:: Recorded information ::
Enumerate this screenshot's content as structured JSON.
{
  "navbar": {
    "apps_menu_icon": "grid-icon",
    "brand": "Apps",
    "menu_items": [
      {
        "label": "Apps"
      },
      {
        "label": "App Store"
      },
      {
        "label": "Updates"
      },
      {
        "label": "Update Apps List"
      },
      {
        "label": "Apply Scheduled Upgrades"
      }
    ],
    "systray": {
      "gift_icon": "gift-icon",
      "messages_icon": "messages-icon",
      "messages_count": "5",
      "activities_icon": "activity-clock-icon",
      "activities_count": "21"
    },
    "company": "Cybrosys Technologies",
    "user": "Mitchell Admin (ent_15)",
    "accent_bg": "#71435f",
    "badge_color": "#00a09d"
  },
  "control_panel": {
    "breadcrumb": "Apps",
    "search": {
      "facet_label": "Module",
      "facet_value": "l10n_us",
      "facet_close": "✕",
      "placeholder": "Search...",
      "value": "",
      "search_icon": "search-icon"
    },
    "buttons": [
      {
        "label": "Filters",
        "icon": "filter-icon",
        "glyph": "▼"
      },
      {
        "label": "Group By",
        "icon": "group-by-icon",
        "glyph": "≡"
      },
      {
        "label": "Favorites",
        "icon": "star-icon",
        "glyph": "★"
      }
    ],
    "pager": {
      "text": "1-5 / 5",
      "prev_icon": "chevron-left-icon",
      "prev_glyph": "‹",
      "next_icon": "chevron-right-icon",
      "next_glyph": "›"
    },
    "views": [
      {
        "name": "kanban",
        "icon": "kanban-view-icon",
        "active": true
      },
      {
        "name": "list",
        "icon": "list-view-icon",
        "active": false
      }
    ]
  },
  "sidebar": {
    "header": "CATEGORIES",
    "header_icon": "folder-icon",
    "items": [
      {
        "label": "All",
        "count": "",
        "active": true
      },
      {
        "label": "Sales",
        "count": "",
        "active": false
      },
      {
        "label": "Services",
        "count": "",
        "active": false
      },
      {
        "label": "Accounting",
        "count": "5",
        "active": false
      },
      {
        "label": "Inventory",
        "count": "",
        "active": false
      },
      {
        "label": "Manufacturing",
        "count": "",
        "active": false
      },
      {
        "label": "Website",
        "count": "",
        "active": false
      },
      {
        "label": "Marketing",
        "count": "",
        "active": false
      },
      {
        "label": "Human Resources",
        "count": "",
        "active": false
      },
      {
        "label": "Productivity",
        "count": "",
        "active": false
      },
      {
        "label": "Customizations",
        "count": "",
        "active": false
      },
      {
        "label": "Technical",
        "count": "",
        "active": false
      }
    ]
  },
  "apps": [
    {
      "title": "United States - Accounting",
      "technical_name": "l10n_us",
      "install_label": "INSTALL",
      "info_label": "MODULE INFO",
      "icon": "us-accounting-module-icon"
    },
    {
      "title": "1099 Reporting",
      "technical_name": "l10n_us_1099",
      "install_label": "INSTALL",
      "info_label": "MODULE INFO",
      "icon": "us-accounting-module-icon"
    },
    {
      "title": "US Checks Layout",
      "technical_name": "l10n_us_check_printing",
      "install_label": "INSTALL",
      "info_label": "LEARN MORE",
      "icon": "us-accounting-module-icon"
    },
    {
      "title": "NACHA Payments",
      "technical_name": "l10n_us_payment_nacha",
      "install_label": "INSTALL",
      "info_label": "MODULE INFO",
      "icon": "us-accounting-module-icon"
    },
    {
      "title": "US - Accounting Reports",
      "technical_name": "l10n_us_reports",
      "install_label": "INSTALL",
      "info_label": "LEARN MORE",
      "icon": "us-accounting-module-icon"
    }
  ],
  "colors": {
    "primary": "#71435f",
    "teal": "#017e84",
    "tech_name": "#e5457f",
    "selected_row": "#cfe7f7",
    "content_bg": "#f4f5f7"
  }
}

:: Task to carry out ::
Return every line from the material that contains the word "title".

:: Exercise response ::
      "title": "United States - Accounting",
      "title": "1099 Reporting",
      "title": "US Checks Layout",
      "title": "NACHA Payments",
      "title": "US - Accounting Reports",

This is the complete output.